## [Required work]
From the first line to the last, return the data exactly as it stands.

════

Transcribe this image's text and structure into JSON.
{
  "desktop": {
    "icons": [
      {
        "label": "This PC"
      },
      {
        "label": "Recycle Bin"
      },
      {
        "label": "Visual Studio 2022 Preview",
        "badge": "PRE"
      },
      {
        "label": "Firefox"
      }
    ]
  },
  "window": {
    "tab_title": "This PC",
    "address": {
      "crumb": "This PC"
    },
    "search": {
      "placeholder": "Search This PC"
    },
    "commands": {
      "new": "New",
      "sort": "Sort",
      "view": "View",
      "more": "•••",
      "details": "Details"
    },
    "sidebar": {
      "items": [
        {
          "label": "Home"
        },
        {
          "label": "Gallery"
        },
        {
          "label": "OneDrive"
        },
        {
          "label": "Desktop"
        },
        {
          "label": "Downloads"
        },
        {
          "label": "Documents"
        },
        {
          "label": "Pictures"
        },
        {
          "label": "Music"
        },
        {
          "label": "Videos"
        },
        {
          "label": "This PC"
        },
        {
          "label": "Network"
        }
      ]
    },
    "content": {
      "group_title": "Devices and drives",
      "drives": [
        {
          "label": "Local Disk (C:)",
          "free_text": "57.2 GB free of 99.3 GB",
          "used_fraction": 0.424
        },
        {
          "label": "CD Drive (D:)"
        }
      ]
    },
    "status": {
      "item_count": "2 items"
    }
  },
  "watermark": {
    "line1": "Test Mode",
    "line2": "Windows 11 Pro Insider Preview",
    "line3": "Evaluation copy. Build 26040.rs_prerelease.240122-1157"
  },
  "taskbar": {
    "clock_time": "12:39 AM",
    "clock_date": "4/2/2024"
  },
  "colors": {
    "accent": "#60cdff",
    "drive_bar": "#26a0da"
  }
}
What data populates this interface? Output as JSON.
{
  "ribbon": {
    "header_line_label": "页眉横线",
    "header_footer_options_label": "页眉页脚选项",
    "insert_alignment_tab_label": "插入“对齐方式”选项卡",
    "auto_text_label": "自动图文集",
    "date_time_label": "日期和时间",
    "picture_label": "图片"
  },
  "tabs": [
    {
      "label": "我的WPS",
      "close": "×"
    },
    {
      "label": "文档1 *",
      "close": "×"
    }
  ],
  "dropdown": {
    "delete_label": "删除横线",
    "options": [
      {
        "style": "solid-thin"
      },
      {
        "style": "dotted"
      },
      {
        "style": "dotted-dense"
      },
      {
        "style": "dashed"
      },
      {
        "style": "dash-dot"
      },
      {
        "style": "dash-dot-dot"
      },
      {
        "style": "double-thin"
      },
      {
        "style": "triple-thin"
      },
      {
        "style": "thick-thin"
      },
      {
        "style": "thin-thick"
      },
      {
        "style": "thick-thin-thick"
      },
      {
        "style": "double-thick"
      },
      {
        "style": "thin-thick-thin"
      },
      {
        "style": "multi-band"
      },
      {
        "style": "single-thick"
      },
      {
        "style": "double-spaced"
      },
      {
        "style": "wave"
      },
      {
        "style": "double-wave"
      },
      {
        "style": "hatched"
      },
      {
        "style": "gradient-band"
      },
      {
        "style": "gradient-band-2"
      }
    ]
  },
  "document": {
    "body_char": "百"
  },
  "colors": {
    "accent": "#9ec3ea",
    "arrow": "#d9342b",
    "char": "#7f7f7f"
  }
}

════

## [Solution to the problem]
Transcribe this image's text and structure into JSON.
{
  "desktop": {
    "icons": [
      {
        "label": "This PC"
      },
      {
        "label": "Recycle Bin"
      },
      {
        "label": "Visual Studio 2022 Preview",
        "badge": "PRE"
      },
      {
        "label": "Firefox"
      }
    ]
  },
  "window": {
    "tab_title": "This PC",
    "address": {
      "crumb": "This PC"
    },
    "search": {
      "placeholder": "Search This PC"
    },
    "commands": {
      "new": "New",
      "sort": "Sort",
      "view": "View",
      "more": "•••",
      "details": "Details"
    },
    "sidebar": {
      "items": [
        {
          "label": "Home"
        },
        {
          "label": "Gallery"
        },
        {
          "label": "OneDrive"
        },
        {
          "label": "Desktop"
        },
        {
          "label": "Downloads"
        },
        {
          "label": "Documents"
        },
        {
          "label": "Pictures"
        },
        {
          "label": "Music"
        },
        {
          "label": "Videos"
        },
        {
          "label": "This PC"
        },
        {
          "label": "Network"
        }
      ]
    },
    "content": {
      "group_title": "Devices and drives",
      "drives": [
        {
          "label": "Local Disk (C:)",
          "free_text": "57.2 GB free of 99.3 GB",
          "used_fraction": 0.424
        },
        {
          "label": "CD Drive (D:)"
        }
      ]
    },
    "status": {
      "item_count": "2 items"
    }
  },
  "watermark": {
    "line1": "Test Mode",
    "line2": "Windows 11 Pro Insider Preview",
    "line3": "Evaluation copy. Build 26040.rs_prerelease.240122-1157"
  },
  "taskbar": {
    "clock_time": "12:39 AM",
    "clock_date": "4/2/2024"
  },
  "colors": {
    "accent": "#60cdff",
    "drive_bar": "#26a0da"
  }
}
What data populates this interface? Output as JSON.
{
  "ribbon": {
    "header_line_label": "页眉横线",
    "header_footer_options_label": "页眉页脚选项",
    "insert_alignment_tab_label": "插入“对齐方式”选项卡",
    "auto_text_label": "自动图文集",
    "date_time_label": "日期和时间",
    "picture_label": "图片"
  },
  "tabs": [
    {
      "label": "我的WPS",
      "close": "×"
    },
    {
      "label": "文档1 *",
      "close": "×"
    }
  ],
  "dropdown": {
    "delete_label": "删除横线",
    "options": [
      {
        "style": "solid-thin"
      },
      {
        "style": "dotted"
      },
      {
        "style": "dotted-dense"
      },
      {
        "style": "dashed"
      },
      {
        "style": "dash-dot"
      },
      {
        "style": "dash-dot-dot"
      },
      {
        "style": "double-thin"
      },
      {
        "style": "triple-thin"
      },
      {
        "style": "thick-thin"
      },
      {
        "style": "thin-thick"
      },
      {
        "style": "thick-thin-thick"
      },
      {
        "style": "double-thick"
      },
      {
        "style": "thin-thick-thin"
      },
      {
        "style": "multi-band"
      },
      {
        "style": "single-thick"
      },
      {
        "style": "double-spaced"
      },
      {
        "style": "wave"
      },
      {
        "style": "double-wave"
      },
      {
        "style": "hatched"
      },
      {
        "style": "gradient-band"
      },
      {
        "style": "gradient-band-2"
      }
    ]
  },
  "document": {
    "body_char": "百"
  },
  "colors": {
    "accent": "#9ec3ea",
    "arrow": "#d9342b",
    "char": "#7f7f7f"
  }
}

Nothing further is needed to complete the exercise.